That’s a question you’d have to ask the producers and the writers, but from my best estimation, it’s just easier to have one person in charge of everything. It makes things a lot more streamlined. You can have a thing where you have every rapper or actor write their own lyrics, but that’s three, four, five different personalities that you have to deal with. That’s three, four, five different deadlines you’re looking at. That’s just adding a lot more variables into the situation. When they asked me to do it, they hadn’t even cast the role of Sig Sauer. They asked me if there was anyone who I thought could play the role. Torae was the first name that came to mind. I thought he would kill it. So, in terms of the writing, they hadn’t even cast Torae as that. I just think that it was easier for them to say, “OK, this guy is the writer for the emcees of the show." It’s just easier to keep that consistency. [Editor's note: Coleman did not write for the character D. Rome, as played by rapper A-F-R-O.
In a recent interview, you said that emceeing was a process, and you described your experience as this sort of rap coach as a refresher course. What were some of the fundamental things, specifically, that you had to revisit as an emcee?

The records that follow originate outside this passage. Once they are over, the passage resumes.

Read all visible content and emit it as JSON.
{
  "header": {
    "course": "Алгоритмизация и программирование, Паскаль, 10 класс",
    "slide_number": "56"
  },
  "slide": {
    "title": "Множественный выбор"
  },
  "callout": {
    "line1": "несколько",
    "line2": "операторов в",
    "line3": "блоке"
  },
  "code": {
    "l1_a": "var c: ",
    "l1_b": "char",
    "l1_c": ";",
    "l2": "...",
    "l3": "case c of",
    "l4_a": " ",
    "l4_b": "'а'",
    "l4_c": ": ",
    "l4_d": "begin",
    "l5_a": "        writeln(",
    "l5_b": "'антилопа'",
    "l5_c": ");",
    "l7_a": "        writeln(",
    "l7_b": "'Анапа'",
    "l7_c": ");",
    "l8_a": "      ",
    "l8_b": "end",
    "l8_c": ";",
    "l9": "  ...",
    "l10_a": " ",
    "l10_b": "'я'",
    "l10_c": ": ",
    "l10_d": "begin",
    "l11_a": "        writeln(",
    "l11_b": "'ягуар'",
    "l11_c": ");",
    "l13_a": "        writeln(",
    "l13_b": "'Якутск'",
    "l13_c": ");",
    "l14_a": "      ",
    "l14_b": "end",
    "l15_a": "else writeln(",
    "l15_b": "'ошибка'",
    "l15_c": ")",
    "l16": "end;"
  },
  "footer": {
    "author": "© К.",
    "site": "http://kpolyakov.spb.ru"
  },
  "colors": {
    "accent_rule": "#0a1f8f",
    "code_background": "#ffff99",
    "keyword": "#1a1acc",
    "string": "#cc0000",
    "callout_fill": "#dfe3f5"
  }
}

There’s the phrase “learning through teaching.” When working with someone like Antoine, who’s actually a very intuitive and smart cat, it was different to teach him the mechanics of rapping. There were things we had to go over. When he came up to my hotel room to see me—I think we ordered sandwiches or something—we talked for two hours before we even started working. Then we started going into the song, and he asked me if I had the lyrics. I said, “Yeah, I do have the lyrics, but I want you to learn it like it’s a song.” If you listen to a song on the radio or your iPod or Spotify all day, you don’t have the lyrics in front of you. Most people don’t learn the words to songs by reading them. They learn them by listening to them over and over. I wanted him to learn it that way because that way feels the most organic to me.

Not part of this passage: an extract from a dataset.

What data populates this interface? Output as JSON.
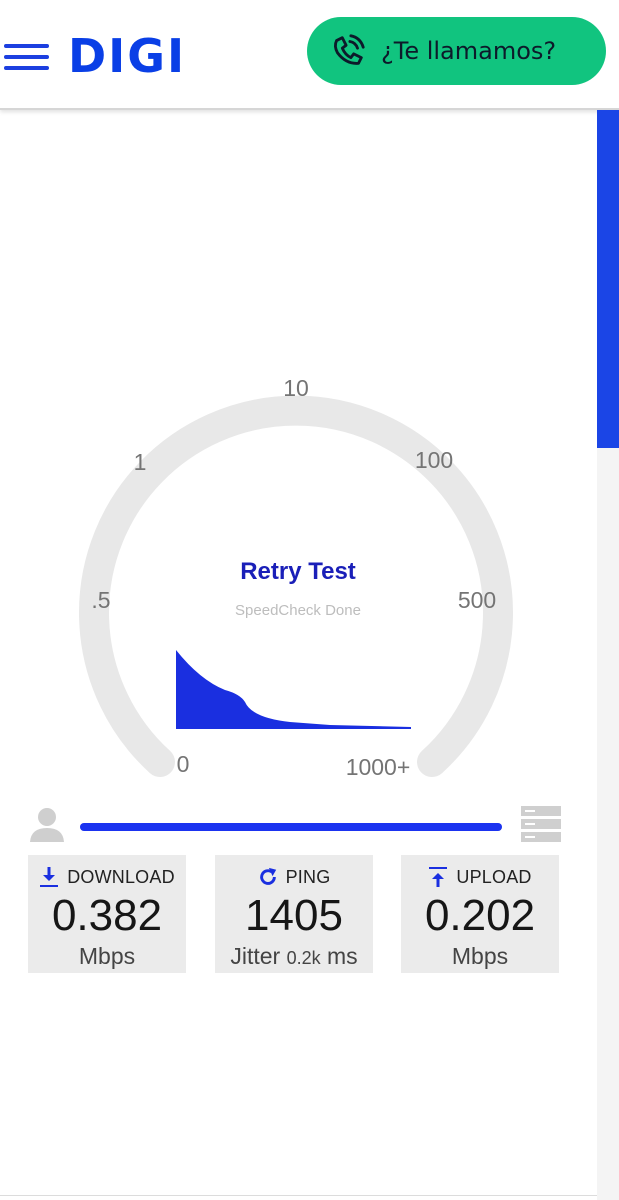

He had it. He was nailing it. Then he said that he wanted to do it in the mirror. So, he stood up and did it in the mirror, and he started messing up and tripping up. I said, “Man, the problem is your muscle memory. As emcees we use muscle memory. Our body holds on to whatever physical position it was in when we memorized something. Maybe, for now, just keep spitting it while sitting down because you have the muscle memory of sitting down.” So the next day, when we went to the studio to record it with Premo, Antoine actually recorded the song sitting down, which is exactly the same way that I record at my crib. It was stuff like that—tricks on how to remember stuff, inflections on certain words, how to lean into a certain syllable. I got in the booth and showed him how to lead in if he was going to punch.
We recorded on Pro Tools, but Premier very much works like he still records on tape, so he punches. I showed Antoine that if he was going to punch, if he was going to replace bars five and six, he needed to start rapping on bar two so that when he got to bar five and six he’d still be in his original voice. That’s how you make it sound seamless. Honestly, having to take him through the process was just a reminder of how much work emceeing is.
At 688 pages,